What you will do: Would you write out each line of the material below exactly, skipping every picture?

Record excerpts:
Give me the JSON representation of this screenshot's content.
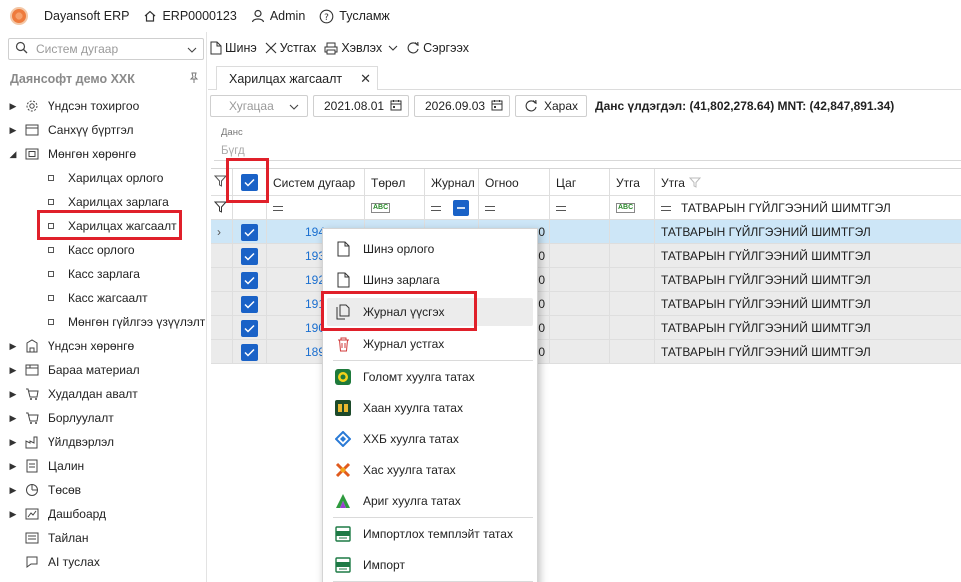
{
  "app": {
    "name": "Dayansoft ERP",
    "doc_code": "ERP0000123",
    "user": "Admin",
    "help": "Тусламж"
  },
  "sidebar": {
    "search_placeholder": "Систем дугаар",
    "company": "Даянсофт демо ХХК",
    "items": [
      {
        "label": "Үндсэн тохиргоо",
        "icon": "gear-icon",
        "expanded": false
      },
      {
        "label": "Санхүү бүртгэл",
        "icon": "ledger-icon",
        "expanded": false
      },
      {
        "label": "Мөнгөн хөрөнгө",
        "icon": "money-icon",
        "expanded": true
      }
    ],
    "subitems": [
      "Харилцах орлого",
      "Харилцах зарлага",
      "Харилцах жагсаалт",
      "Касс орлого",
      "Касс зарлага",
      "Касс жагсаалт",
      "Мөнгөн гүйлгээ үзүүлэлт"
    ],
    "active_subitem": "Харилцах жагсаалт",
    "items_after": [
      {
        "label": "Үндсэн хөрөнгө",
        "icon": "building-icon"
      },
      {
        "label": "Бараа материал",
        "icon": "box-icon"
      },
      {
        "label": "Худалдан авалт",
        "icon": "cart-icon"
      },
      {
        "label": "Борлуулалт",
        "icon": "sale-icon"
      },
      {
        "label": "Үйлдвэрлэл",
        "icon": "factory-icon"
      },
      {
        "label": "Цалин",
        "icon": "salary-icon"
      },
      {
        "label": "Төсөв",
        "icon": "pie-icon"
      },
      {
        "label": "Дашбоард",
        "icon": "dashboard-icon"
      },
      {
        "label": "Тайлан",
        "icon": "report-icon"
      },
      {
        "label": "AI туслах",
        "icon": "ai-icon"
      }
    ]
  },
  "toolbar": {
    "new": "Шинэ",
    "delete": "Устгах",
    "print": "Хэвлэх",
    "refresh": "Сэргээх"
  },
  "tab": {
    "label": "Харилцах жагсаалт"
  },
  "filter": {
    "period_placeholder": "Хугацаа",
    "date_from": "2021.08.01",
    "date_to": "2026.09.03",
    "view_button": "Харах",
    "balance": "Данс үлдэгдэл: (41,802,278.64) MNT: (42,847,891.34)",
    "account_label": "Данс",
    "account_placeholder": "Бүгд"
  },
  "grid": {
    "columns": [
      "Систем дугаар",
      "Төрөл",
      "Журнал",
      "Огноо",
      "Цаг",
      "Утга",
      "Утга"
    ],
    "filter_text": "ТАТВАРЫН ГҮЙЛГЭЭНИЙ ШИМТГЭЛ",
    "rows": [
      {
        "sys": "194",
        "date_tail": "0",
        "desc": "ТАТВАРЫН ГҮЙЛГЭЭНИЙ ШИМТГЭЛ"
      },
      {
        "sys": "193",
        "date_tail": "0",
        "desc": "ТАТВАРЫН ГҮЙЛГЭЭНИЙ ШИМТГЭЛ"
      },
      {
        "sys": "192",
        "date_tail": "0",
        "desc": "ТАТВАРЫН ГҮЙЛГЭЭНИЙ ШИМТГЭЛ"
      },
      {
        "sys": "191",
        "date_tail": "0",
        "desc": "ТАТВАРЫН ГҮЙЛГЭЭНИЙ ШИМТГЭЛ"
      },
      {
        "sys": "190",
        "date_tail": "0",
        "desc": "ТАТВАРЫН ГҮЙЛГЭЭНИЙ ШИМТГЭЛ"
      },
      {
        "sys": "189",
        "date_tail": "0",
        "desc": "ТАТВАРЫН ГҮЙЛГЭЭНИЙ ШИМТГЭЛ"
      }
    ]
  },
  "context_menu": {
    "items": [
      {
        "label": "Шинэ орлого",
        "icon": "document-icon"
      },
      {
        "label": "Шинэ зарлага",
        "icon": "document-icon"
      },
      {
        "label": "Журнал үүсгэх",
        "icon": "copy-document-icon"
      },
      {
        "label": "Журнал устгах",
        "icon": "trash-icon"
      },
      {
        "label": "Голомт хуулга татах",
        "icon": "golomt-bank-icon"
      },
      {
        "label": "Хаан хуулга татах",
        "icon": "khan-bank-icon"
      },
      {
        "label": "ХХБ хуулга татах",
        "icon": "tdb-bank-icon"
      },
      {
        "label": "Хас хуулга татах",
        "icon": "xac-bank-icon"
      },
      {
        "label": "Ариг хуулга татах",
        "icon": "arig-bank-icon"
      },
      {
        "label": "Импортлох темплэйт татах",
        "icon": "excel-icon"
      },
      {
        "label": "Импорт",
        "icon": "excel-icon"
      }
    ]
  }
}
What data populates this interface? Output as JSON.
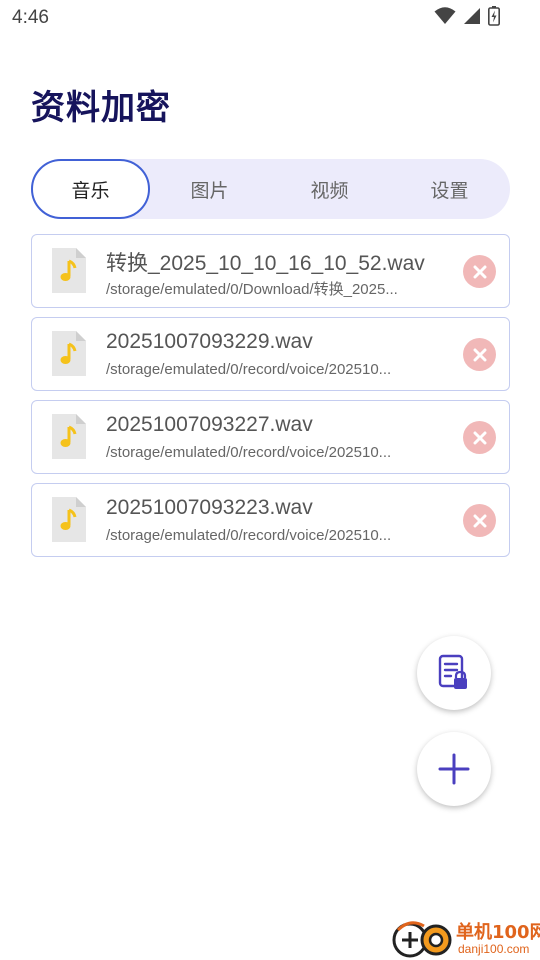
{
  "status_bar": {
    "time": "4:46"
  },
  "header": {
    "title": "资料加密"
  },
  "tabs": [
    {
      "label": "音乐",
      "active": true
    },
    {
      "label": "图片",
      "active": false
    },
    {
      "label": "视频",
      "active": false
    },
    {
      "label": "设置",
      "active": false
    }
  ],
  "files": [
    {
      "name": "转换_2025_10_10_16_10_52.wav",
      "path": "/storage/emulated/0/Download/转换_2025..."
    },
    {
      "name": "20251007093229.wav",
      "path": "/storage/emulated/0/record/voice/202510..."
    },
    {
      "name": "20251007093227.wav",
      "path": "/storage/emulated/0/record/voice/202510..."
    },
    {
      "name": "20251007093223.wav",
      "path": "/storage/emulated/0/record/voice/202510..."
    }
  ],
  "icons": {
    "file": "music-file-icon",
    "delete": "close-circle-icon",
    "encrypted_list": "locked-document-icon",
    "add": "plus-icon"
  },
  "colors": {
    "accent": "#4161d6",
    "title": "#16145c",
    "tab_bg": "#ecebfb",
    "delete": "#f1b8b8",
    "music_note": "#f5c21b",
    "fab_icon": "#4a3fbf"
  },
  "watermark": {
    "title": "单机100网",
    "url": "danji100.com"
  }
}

Exercise solution:
Give me the JSON representation of this screenshot's content.
{
  "app": {
    "name": "Dayansoft ERP",
    "doc_code": "ERP0000123",
    "user": "Admin",
    "help": "Тусламж"
  },
  "sidebar": {
    "search_placeholder": "Систем дугаар",
    "company": "Даянсофт демо ХХК",
    "items": [
      {
        "label": "Үндсэн тохиргоо",
        "icon": "gear-icon",
        "expanded": false
      },
      {
        "label": "Санхүү бүртгэл",
        "icon": "ledger-icon",
        "expanded": false
      },
      {
        "label": "Мөнгөн хөрөнгө",
        "icon": "money-icon",
        "expanded": true
      }
    ],
    "subitems": [
      "Харилцах орлого",
      "Харилцах зарлага",
      "Харилцах жагсаалт",
      "Касс орлого",
      "Касс зарлага",
      "Касс жагсаалт",
      "Мөнгөн гүйлгээ үзүүлэлт"
    ],
    "active_subitem": "Харилцах жагсаалт",
    "items_after": [
      {
        "label": "Үндсэн хөрөнгө",
        "icon": "building-icon"
      },
      {
        "label": "Бараа материал",
        "icon": "box-icon"
      },
      {
        "label": "Худалдан авалт",
        "icon": "cart-icon"
      },
      {
        "label": "Борлуулалт",
        "icon": "sale-icon"
      },
      {
        "label": "Үйлдвэрлэл",
        "icon": "factory-icon"
      },
      {
        "label": "Цалин",
        "icon": "salary-icon"
      },
      {
        "label": "Төсөв",
        "icon": "pie-icon"
      },
      {
        "label": "Дашбоард",
        "icon": "dashboard-icon"
      },
      {
        "label": "Тайлан",
        "icon": "report-icon"
      },
      {
        "label": "AI туслах",
        "icon": "ai-icon"
      }
    ]
  },
  "toolbar": {
    "new": "Шинэ",
    "delete": "Устгах",
    "print": "Хэвлэх",
    "refresh": "Сэргээх"
  },
  "tab": {
    "label": "Харилцах жагсаалт"
  },
  "filter": {
    "period_placeholder": "Хугацаа",
    "date_from": "2021.08.01",
    "date_to": "2026.09.03",
    "view_button": "Харах",
    "balance": "Данс үлдэгдэл: (41,802,278.64) MNT: (42,847,891.34)",
    "account_label": "Данс",
    "account_placeholder": "Бүгд"
  },
  "grid": {
    "columns": [
      "Систем дугаар",
      "Төрөл",
      "Журнал",
      "Огноо",
      "Цаг",
      "Утга",
      "Утга"
    ],
    "filter_text": "ТАТВАРЫН ГҮЙЛГЭЭНИЙ ШИМТГЭЛ",
    "rows": [
      {
        "sys": "194",
        "date_tail": "0",
        "desc": "ТАТВАРЫН ГҮЙЛГЭЭНИЙ ШИМТГЭЛ"
      },
      {
        "sys": "193",
        "date_tail": "0",
        "desc": "ТАТВАРЫН ГҮЙЛГЭЭНИЙ ШИМТГЭЛ"
      },
      {
        "sys": "192",
        "date_tail": "0",
        "desc": "ТАТВАРЫН ГҮЙЛГЭЭНИЙ ШИМТГЭЛ"
      },
      {
        "sys": "191",
        "date_tail": "0",
        "desc": "ТАТВАРЫН ГҮЙЛГЭЭНИЙ ШИМТГЭЛ"
      },
      {
        "sys": "190",
        "date_tail": "0",
        "desc": "ТАТВАРЫН ГҮЙЛГЭЭНИЙ ШИМТГЭЛ"
      },
      {
        "sys": "189",
        "date_tail": "0",
        "desc": "ТАТВАРЫН ГҮЙЛГЭЭНИЙ ШИМТГЭЛ"
      }
    ]
  },
  "context_menu": {
    "items": [
      {
        "label": "Шинэ орлого",
        "icon": "document-icon"
      },
      {
        "label": "Шинэ зарлага",
        "icon": "document-icon"
      },
      {
        "label": "Журнал үүсгэх",
        "icon": "copy-document-icon"
      },
      {
        "label": "Журнал устгах",
        "icon": "trash-icon"
      },
      {
        "label": "Голомт хуулга татах",
        "icon": "golomt-bank-icon"
      },
      {
        "label": "Хаан хуулга татах",
        "icon": "khan-bank-icon"
      },
      {
        "label": "ХХБ хуулга татах",
        "icon": "tdb-bank-icon"
      },
      {
        "label": "Хас хуулга татах",
        "icon": "xac-bank-icon"
      },
      {
        "label": "Ариг хуулга татах",
        "icon": "arig-bank-icon"
      },
      {
        "label": "Импортлох темплэйт татах",
        "icon": "excel-icon"
      },
      {
        "label": "Импорт",
        "icon": "excel-icon"
      }
    ]
  }
}
What data populates this interface? Output as JSON.
{
  "status_bar": {
    "time": "4:46"
  },
  "header": {
    "title": "资料加密"
  },
  "tabs": [
    {
      "label": "音乐",
      "active": true
    },
    {
      "label": "图片",
      "active": false
    },
    {
      "label": "视频",
      "active": false
    },
    {
      "label": "设置",
      "active": false
    }
  ],
  "files": [
    {
      "name": "转换_2025_10_10_16_10_52.wav",
      "path": "/storage/emulated/0/Download/转换_2025..."
    },
    {
      "name": "20251007093229.wav",
      "path": "/storage/emulated/0/record/voice/202510..."
    },
    {
      "name": "20251007093227.wav",
      "path": "/storage/emulated/0/record/voice/202510..."
    },
    {
      "name": "20251007093223.wav",
      "path": "/storage/emulated/0/record/voice/202510..."
    }
  ],
  "icons": {
    "file": "music-file-icon",
    "delete": "close-circle-icon",
    "encrypted_list": "locked-document-icon",
    "add": "plus-icon"
  },
  "colors": {
    "accent": "#4161d6",
    "title": "#16145c",
    "tab_bg": "#ecebfb",
    "delete": "#f1b8b8",
    "music_note": "#f5c21b",
    "fab_icon": "#4a3fbf"
  },
  "watermark": {
    "title": "单机100网",
    "url": "danji100.com"
  }
}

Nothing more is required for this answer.